Unfortunately, I wouldn't because most of my friends haven't seen "The Room," but for the few who have, definitely. I think this book is strongest for fans of "The Room".
I have no earthly clue, it's a memoir describing the creation of a cult classic that jumps between its production and the events leading up to it. I literally can't think of a single book I've read or listened to like this one.
His imitation of Tommy Wisseau is phenomenal. He could start a TPW animated show playing Tommy and I'd watch it.
"Can you really trust anyone?"
I reiterate that this book is definitely for those who've seen "The Room" and love its wonderful absurdity. I think that may be a prerequisite to reading this.
As Funny As The Room, and Surprisingly Touching

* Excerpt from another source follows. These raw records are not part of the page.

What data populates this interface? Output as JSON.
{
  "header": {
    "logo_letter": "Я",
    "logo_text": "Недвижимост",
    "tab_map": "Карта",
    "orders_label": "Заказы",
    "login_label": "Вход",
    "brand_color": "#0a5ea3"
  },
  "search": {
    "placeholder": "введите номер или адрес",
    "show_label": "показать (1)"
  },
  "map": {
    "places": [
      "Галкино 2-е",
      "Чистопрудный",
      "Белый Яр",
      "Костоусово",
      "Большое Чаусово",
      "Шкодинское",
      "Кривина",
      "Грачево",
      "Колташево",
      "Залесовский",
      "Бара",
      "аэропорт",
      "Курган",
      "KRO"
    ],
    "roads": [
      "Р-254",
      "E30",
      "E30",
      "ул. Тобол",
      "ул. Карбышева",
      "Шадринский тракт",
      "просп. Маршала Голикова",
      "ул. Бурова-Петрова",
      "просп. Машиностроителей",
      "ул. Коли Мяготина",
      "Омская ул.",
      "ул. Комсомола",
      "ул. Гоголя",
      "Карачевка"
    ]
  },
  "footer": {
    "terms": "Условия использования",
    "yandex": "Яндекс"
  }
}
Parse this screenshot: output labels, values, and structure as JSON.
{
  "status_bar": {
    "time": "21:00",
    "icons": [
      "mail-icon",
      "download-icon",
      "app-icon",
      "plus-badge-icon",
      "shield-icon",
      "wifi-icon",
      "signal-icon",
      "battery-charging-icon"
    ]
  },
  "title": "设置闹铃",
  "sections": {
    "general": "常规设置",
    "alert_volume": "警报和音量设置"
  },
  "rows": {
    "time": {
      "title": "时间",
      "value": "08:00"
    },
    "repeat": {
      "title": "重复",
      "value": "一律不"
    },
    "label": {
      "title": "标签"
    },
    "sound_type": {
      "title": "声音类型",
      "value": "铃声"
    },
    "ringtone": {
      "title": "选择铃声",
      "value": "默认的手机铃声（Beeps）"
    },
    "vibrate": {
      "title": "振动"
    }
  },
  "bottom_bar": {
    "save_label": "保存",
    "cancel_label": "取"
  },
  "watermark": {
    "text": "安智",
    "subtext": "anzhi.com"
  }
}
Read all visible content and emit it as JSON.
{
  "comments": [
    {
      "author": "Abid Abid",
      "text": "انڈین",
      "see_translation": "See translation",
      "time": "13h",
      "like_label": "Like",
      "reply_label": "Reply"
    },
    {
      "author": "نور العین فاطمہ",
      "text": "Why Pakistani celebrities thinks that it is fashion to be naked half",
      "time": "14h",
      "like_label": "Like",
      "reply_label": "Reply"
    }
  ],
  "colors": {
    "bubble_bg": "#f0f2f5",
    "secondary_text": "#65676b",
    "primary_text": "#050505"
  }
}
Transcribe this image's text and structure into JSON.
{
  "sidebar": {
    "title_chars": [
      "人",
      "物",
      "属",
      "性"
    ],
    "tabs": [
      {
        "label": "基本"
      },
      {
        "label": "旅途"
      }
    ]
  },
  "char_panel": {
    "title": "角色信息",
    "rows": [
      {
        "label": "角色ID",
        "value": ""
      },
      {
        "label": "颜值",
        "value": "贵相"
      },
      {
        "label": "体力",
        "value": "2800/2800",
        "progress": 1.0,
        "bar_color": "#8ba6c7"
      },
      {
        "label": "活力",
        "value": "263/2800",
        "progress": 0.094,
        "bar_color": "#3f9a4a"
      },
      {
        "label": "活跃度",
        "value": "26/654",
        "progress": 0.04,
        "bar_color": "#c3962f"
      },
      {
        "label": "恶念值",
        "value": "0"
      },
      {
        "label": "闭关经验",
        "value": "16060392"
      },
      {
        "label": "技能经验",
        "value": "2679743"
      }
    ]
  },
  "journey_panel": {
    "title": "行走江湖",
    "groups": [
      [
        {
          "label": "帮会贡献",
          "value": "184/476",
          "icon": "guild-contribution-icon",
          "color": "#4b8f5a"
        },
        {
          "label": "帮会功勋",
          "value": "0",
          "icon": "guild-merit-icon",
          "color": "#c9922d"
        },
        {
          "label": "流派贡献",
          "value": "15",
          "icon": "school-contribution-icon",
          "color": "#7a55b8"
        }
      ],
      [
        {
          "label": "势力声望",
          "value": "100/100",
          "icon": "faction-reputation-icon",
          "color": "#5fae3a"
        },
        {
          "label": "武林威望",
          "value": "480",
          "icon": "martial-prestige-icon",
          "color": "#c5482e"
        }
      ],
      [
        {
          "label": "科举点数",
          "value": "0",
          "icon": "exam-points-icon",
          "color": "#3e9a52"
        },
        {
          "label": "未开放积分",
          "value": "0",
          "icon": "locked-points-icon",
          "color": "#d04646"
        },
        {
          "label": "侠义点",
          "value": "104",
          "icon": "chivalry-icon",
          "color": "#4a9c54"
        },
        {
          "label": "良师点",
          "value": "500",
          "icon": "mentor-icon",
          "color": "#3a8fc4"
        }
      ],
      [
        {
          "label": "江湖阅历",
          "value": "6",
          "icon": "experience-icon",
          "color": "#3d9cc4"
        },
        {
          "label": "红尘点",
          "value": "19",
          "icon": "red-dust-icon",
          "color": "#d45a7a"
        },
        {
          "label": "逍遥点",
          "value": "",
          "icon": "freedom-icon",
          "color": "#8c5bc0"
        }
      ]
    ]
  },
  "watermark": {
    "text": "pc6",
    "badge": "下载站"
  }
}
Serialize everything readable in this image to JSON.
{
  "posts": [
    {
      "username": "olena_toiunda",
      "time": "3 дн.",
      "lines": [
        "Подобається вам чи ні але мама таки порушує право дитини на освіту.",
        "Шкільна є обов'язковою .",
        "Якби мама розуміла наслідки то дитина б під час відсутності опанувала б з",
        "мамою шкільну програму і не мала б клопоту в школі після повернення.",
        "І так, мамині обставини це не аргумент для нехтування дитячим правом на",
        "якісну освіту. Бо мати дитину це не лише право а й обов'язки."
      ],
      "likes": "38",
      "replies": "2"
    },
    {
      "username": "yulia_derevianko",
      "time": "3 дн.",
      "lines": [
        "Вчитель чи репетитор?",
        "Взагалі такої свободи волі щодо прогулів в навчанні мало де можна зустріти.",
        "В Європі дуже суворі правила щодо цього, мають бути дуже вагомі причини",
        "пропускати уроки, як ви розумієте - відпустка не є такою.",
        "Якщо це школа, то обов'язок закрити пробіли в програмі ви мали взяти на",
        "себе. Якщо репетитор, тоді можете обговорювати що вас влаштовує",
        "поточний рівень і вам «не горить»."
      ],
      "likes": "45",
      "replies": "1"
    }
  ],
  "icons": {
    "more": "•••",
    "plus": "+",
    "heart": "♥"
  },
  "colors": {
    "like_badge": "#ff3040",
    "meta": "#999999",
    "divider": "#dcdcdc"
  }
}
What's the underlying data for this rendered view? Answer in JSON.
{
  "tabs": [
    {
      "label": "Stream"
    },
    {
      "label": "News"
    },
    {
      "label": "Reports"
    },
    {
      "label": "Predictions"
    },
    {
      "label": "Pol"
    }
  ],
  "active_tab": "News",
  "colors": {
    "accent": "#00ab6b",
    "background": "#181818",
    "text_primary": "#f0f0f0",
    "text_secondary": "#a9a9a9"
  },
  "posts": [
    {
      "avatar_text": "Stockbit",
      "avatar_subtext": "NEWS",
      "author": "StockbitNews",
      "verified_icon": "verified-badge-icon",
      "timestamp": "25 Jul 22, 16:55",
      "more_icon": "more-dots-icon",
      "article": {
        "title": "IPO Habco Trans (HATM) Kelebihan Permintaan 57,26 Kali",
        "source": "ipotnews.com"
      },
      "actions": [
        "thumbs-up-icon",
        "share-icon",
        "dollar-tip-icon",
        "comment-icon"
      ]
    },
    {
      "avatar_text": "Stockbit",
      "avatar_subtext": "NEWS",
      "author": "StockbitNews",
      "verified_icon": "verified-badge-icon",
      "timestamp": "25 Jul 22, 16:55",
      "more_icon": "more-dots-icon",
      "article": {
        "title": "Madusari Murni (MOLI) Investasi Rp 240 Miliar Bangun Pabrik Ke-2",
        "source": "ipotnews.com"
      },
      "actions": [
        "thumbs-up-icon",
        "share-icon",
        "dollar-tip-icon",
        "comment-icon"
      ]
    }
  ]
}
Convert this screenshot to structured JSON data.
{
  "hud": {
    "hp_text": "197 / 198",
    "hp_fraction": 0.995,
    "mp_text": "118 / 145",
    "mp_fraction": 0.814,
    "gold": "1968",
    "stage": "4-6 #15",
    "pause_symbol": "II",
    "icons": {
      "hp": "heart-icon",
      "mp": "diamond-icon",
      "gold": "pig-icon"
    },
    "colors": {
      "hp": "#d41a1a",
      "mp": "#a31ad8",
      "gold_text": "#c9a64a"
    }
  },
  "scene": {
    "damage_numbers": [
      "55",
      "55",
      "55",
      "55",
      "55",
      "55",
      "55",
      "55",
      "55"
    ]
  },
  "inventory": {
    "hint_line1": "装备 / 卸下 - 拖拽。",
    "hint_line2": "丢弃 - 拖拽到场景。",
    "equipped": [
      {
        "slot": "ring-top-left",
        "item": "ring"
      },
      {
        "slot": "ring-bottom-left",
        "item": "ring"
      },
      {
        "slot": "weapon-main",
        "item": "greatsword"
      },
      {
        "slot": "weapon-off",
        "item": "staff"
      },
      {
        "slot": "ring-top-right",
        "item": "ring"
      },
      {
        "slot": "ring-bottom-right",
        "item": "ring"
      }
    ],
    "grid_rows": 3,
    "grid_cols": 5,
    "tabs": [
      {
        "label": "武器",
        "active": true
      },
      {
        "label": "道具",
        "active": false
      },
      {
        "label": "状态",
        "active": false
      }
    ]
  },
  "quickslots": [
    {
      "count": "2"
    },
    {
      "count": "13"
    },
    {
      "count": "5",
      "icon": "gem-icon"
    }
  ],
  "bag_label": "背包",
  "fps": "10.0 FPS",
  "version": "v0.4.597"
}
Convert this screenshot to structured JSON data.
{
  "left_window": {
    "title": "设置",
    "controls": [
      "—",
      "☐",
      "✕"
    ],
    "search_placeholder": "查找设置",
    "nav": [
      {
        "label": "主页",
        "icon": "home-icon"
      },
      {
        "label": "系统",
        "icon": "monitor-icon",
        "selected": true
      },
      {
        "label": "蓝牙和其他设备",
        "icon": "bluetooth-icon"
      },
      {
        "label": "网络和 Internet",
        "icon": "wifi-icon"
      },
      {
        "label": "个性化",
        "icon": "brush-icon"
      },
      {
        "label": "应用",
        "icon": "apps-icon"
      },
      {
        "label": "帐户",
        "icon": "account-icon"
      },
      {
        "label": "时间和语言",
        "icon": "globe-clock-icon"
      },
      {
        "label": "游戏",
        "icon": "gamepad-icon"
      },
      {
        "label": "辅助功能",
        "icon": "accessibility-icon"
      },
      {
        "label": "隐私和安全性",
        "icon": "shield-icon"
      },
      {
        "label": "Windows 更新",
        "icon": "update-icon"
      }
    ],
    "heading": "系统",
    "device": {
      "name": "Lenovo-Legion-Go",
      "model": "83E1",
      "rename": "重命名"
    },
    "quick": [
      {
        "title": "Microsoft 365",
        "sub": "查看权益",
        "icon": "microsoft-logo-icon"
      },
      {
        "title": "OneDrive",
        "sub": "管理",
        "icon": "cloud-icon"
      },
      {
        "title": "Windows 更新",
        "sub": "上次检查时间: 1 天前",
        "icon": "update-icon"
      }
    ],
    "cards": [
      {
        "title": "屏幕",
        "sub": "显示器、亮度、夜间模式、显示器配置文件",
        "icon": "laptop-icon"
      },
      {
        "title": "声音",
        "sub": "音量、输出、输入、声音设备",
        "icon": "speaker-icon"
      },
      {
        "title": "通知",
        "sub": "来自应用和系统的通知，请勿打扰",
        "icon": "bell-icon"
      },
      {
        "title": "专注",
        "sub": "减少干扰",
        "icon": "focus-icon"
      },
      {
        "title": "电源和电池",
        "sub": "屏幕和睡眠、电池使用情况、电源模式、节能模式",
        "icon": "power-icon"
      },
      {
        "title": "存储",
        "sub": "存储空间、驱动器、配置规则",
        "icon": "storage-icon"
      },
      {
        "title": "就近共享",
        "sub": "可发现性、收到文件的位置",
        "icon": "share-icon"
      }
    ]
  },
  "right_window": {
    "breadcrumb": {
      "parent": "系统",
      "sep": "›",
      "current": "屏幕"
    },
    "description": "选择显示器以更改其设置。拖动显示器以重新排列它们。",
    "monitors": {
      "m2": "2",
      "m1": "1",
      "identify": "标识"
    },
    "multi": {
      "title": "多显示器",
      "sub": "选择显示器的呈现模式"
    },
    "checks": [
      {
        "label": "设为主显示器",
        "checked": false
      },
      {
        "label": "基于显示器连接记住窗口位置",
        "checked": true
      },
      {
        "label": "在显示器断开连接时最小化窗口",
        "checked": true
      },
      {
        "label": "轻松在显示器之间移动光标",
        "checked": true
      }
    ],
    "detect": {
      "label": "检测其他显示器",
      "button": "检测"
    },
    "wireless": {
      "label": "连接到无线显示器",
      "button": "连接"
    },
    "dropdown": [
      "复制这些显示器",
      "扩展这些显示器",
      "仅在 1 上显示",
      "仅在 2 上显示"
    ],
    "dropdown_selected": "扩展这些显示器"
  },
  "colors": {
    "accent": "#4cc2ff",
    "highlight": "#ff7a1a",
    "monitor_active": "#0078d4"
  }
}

Hearing Greg Sestero detail his relationship with Tommy Wiseau is fascinating. It seems less a friendship than an experience, and he shares it in full bloom with the help of Tom Bissell. I expected a funny, behind-the-scenes look at The Room, but I got a second hand biography that was both nuanced and engaging.
Greg pulls no punches in regard to Tommy's perceived strangeness or his uglier qualities. At the same time, he humanizes Tommy Wiseau in a way I've never heard anyone come close to accomplishing before. I empathized with Greg throughout, and enjoyed the story of his attempted career as well as his history with Tommy, but more surprising was that I found myself empathizing with Tommy. Three steps out of phase with everyone in the world and still so determined to make himself a part of it, make his mark. How deeply he is affected by the concept of the American dream, and a glimpse into what might have been parts of his past.
It was heartfelt and, as it was his own story, deeply personal. He didn't flinch away from performing really awkward and emotional content that would have been so much easier to just leave on a page. And he does the best, most accurate, most blinding Tommy Wiseau impression I've ever heard.
This was a great book for downtime, especially unwinding. It's never too emotionally intense, and while I always wanted to hear more, it was relaxed enough that I didn't feel the need to gobble it up all at once.
The Disaster Artist is so much more than I expected, and I was pleasantly surprised. It's easy to see a phenomenon like The Room and Wiseau himself and forget that there are real people behind it; Greg Sestero's obvious kindness and however much Bissell's ghostwriting contributed made them all real. A must-read for people interested in the industry, especially when it comes to indie, b-movie, so-bad-it's-good cult films. Thanks for the experience, Greg!
- Trixie Pareidolia